Will we miss him when he is gone?
Love him or loathe him, Winston Peters is one of the extraordinary characters on the NZ political stage. Through his remarkable career, he has registered the highs — and lows — of politics.
But now after his latest stint as Deputy Prime Minister and Foreign Minister, the latest opinion polling show he is facing political oblivion. NZ First’s support has shrunk to just 1%.
This perhaps comes as no surprise after the financial shenanigans involving the NZ First Foundation, despite Peters asserting the party and MPs have been “exonerated”.
The Serious Fraud Office announced last week that two people are being charged after a probe into the foundation.
The SFO investigation discovered credible evidence of criminal wrongdoing at the foundation, which has no other purpose than to serve the NZ First Party.
No matter how Peters rails against the SFO, the hard truth is that one of the country’s major law enforcement agencies is charging two people with connections to the NZ First Party, even if they are not current members of it.
NZ First’s coalition partners have been quick to put as much space as they possibly can between themselves and the financial scandal.
Peters, of course, couldn’t expect much support from either Labour or the Greens because he has been trying for some months to distance himself from them, arguing that NZ First has acted as a brake on the government when issues like a capital gains tax were high on the agenda.
He forfeited Labour sympathy when he levelled the jibe that the 2017-20 Labour-Green government has been the most challenging he had to deal with.
That was intended to underline what a great job he had done in applying his past experience to help out the novitiate ministers in the Ardern team.
So, now, the commentariat is virtually writing off the chances of Peters and NZ First returning for a second term in a Labour-led coalition. Peters’ campaign is relegated to odd paragraphs here and there.
But is it too soon to be compiling elegies for Peters and NZ First?. Time and again, they have made it back from the edge of extinction.
Peters himself seems ageless. Now in his 76th year, he has left no stone unturned as he campaigns round the country.
Surely NZ First has built up its own core support, chucking all that money through the Provincial Growth Fund at pet projects in key electorates like Northland?
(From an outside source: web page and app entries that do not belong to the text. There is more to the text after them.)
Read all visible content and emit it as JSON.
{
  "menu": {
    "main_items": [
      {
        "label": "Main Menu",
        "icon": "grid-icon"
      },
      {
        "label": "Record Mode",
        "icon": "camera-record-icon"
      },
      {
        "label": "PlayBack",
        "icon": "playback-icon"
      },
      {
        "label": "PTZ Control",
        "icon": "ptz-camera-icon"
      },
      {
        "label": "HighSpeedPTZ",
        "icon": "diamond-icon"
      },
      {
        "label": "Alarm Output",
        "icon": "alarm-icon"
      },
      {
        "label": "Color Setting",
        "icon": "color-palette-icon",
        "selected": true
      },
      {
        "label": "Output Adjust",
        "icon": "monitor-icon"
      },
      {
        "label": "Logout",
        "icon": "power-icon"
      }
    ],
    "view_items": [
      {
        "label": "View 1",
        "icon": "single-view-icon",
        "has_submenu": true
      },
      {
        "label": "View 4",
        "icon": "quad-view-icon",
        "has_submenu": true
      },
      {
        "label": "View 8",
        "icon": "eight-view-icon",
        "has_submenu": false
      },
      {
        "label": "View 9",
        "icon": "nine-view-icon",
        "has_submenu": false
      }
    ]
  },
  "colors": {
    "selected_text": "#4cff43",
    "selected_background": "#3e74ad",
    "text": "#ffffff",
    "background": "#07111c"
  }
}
Or with those engaged in the racing industry through the $70m of hard-earned taxpayer cash. Isn’t there a 100,000 votes in that alone?
Yet astute political authorities like Audrey Young have already been canvassing who may take over the Foreign Affairs portfolio when Peters fades from the scene.
That just underlines how big the shoes Peters leaves behind will be to fill.
Peters is regarded in MFAT as the best minister since Don McKinnon. From the start he has championed the Pacific with the US government – his first speech and visit to Washington in November 2018 made that very point. The US was allowing “others” to fill a void. He made the case vigorously to Vice-president Pence and Secretary of State Pompeo.
Peters has a wide range of international connections at ministerial level, vital for a small country like NZ which is desperate to make its voice heard. Potential replacements would find it a major challenge to get on the same wavelength, given the fractious nature of the global scene. He has brought gravitas and sensitivity to the role.
He worked Australia well, defusing the most contentious issues and provided much needed guidance to Ardern in the foreign policy role. Unlike some of his predecessors he did not micro-manage the ministry and left MFAT to do its work provided he was properly briefed on the issues.
As Point of Order sees it, there will be a real loss to the government – at least in the conduct of NZ’s foreign policy – if NZ First goes down to defeat on October 17.
But the odds appear stacked against Peters making one more comeback. One of the problems of his own creation was his decision to go into coalition with Labour after the 2017 election. That antagonised those who had voted for him in the belief he would go into coalition with Bill English in a National-led government.
The role he carved out for himself and NZ First in the NZ political machine has been sidelined not so much by a human hand but by a virus. The pandemic has rendered him superfluous, in the eyes of the voters who previously regarded him as a vital cog in the engine of government.